The biggest danger when negotiating internally is coming to the negotiating table on the back foot because you are focusing too much on the existing relationship. You need to avoid adopting a parent/child relationship and instead keep the negotiations on a balanced playing field. Your knowledge of the other person can help you with this, so use it to your own advantage. As you already work together, you should be able to read their body language and get a clearer understanding of what makes them tick. Use your emotional intelligence to negotiate effectively.
2) Plan Ahead
Remember, as I regularly tell my clients, if you fail to plan, you plan to fail! Preparation is just as important in internal negotiations as it is when you’re negotiating a large contract with a customer. Make sure you write down the list of the things you think both people want to achieve and take the time to think of their potential challenges. If possible practise delivering out loud – it will help you keep your emotions in check and allow you to hone your delivery style.
We all know what it’s like when you’re caught up in the middle of negotiating a big deal. The pressure and frustration can build and before you know it the best laid plans can go awry. Negotiation best practice flies out of the window and you hear yourself utter the fateful words, “And that’s my final offer” when you know full well that it’s not.
I’ve worked with hundreds of clients over the years, developing their negotiating skills and unlocking their confidence so they can negotiate successfully.
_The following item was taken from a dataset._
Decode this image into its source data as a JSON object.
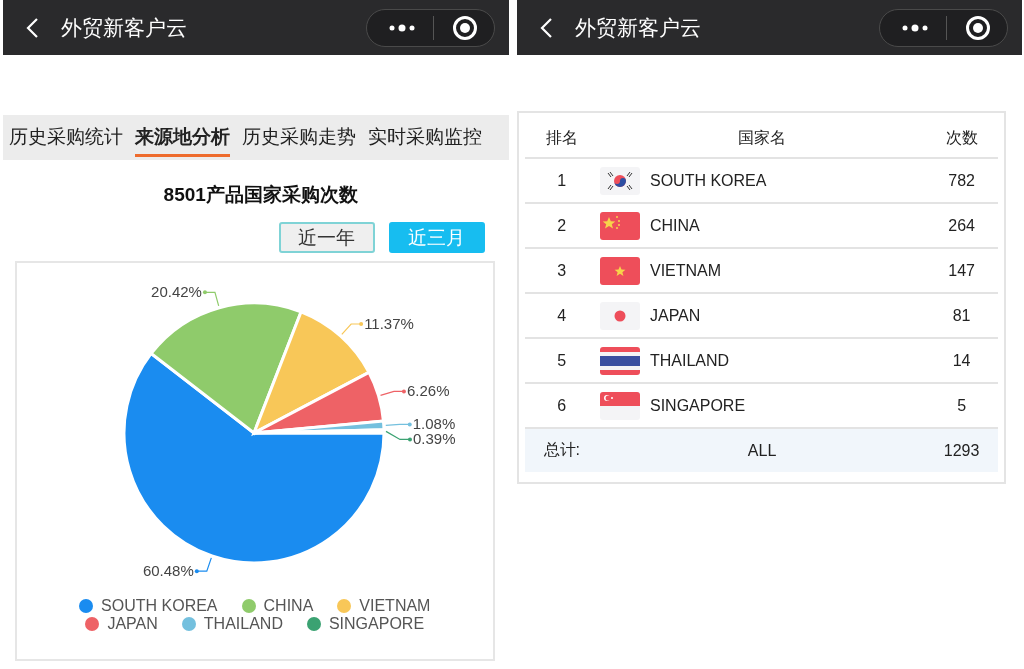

But as well as highlighting the positive steps you need to take, I also look at the ways it can easily go wrong.
So, based on my years of experience building commercial athletes, here are the top 5 things you should NEVER say when you’re negotiating.